In our defence, we had to complete the usual “leaving tomorrow” process, i.e. pack again, print out booking confirmations, throw away used supplies, wash everything that can be washed, etc.
Still, I should be sleeping now. I’m a lot of things but I’m sure not an insomniac.
I downed my bottle of water. Who cares if I go to sleep with a full bladder? I’ll be up anyway in…
Shit. Two hours.
What’s wrong with me? Sad? Nope. Everything is going well and considering the situation in Chile, I’m not disappointed to leave Santiago. Hungry? Absolutely not. I had empanadas and a delicious apple pie. Scared? Not really… Of what?

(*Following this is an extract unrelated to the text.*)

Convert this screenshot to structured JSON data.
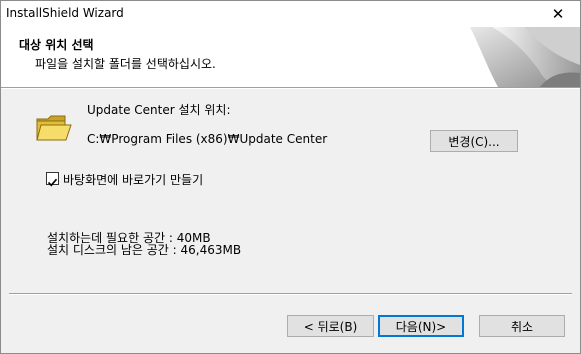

I think I’m feeling uneasy.
On a very selfish level, Santiago has always been my shelter in South America. I’m not sure how and when exactly it got promoted to this status but it’s my haven. It feels cozy to be nested between the Andes and the Pacific Ocean. In the summer, it’s always hot and sunny, you don’t even have to check the weather. People are friendly and straightforward, I can walk anywhere, life is convenient enough. Santiago has everything I need.

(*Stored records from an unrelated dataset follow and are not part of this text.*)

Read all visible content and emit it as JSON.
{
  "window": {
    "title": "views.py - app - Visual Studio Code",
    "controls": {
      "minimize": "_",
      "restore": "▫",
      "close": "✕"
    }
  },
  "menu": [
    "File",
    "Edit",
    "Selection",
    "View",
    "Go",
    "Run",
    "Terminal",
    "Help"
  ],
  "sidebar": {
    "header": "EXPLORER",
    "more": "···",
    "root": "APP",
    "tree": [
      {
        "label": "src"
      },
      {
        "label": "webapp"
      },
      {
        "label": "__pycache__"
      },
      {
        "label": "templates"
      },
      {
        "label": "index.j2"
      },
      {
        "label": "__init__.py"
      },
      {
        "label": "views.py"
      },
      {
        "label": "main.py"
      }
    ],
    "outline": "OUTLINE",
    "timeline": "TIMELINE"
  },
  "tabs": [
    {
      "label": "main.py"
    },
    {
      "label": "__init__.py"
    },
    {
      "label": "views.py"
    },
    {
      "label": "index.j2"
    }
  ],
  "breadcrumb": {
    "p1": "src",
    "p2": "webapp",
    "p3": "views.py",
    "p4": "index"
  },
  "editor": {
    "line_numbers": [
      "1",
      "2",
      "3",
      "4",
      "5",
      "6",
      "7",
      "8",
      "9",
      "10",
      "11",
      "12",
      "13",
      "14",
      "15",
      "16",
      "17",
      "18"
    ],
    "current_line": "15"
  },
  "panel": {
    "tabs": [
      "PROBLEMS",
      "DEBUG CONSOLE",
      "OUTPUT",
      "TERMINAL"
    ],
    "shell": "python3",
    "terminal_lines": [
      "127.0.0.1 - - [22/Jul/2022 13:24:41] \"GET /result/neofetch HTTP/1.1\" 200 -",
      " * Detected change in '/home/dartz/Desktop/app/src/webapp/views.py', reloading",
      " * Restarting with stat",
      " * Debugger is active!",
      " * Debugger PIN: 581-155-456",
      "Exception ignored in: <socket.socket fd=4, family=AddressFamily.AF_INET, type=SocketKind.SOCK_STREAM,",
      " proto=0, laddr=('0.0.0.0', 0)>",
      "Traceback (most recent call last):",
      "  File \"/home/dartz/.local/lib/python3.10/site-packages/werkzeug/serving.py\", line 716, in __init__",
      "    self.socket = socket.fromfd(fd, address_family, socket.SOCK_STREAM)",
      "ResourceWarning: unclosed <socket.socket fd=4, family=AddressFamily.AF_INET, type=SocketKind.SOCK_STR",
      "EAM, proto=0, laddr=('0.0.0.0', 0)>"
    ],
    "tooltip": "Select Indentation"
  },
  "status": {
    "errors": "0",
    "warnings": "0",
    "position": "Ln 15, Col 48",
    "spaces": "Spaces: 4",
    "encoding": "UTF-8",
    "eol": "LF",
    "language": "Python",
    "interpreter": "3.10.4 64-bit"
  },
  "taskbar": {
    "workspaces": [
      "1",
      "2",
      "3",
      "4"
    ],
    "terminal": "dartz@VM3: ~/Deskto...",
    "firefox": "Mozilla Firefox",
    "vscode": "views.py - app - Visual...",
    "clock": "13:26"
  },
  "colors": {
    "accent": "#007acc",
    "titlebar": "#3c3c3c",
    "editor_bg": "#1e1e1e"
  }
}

Not anymore. Not right now, anyway.
How can things change so fast?
And this is what really makes me uneasy—Chile, yet another country where neoliberalism swallowed people’s dreams, ideas and hope for decent, simple life. What the fuck is this economic growth we purse? Does it translate into something for regular people or is it just a bunch of numbers countries tout to see who has the biggest one? Who cares about those left behind? Why are we always competing?

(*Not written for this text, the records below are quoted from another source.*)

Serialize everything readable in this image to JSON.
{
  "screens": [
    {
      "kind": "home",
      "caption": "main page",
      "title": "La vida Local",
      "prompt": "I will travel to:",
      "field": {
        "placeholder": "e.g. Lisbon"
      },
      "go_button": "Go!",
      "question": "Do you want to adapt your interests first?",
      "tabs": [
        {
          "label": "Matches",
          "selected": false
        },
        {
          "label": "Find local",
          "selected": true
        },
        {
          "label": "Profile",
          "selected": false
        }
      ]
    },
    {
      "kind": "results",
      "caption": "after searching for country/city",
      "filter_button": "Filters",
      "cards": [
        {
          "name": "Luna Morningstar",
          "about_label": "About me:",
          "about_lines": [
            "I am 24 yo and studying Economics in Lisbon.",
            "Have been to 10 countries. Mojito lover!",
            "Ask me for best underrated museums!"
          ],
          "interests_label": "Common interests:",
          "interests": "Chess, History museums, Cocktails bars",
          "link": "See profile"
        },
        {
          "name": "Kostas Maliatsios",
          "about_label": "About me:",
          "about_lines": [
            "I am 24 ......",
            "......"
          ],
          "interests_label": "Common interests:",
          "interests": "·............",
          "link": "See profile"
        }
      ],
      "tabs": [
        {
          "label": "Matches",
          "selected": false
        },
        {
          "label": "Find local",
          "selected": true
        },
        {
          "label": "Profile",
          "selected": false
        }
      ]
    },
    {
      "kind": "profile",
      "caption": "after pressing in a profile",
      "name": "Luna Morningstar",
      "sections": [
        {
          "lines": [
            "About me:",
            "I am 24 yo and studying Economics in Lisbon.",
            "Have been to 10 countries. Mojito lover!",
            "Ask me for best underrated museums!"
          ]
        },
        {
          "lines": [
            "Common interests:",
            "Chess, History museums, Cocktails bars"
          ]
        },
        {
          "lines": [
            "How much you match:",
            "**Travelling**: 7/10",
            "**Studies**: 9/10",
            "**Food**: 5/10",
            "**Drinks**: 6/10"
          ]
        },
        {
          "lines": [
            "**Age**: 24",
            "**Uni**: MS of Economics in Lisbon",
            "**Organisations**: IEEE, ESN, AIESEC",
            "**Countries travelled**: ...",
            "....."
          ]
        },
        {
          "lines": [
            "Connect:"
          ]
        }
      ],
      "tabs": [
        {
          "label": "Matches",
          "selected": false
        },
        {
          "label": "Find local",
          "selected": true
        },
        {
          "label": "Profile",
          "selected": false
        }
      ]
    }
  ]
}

I’m not sleeping deeply when my alarm rings. It’s still pitch dark outside. The taxi we booked the night before is 15 minutes earlier than planned and it’s stressing me out because we’re not ready yet—we will be at 5:30 am as agreed, we just don’t have the courtesy to be downstairs even earlier just for show.
In fact, none of us feel particularly courteous at 5 a.m. Oh, we are model passengers, we buenos días and buckle our seat belts but we also doze off—so much for conversation.
The sun will be rising soon. Meanwhile, there are travellers sleeping on the floor at Arturo Merino Benítez International Airport—doesn’t sound very comforting (or comfortable for that matter), what flight was cancelled? Oh, Córdoba, good thing we swore we would never go back there.
“How long is the flight, already?” I ask Feng.
I sigh with relief. Four hours of sleep!
“Huh? So there’s a two hours difference between Lima and Santiago but none between Santiago and São Paulo?”
There’s a long queue to check in with Sky Airlines. Why is everyone more awake than us? Brazilians I can see, they tend to be morning people, but Argentineans? They eat dinner when the world is asleep, they can’t be cheery at 5 a.m.!
When it’s finally our turn, the agent repeats our names a dozen of times for absolutely no reason, butchering them a bit more at every attempt.
“Canadienses” I reply tersely. I mean she has our Canadian passports in her hand and why it is relevant to issue boarding passes?
Security is fast and so is la migración. I only have the time to marvel at the number of tattoos the PDI agent has—don’t listen to your mom, kids, even if you have “carpe diem” inked on your neck, you can still find a job with the Policía de Investigaciones de Chile!
Gate E08. Damn, it’s in the new wing, a 12-minute walk according to the signs.
The airport feels huge and empty but for a handful of people sitting on the floor, eating fries. Fries, really? Then I look closer and realize they are all McDonald’s employees in uniform. Okay, makes more sense.
We board, buckle up and take off. It’s very bumpy across the Andes. I’m holding Mark’s hand, then Feng holds both of our hands.
We fall asleep.
When I open my eyes four hours later, I see a jungle of trees and skyscrapers. It’s green on one side, grey on the other, repeat.
Brazil, here we come!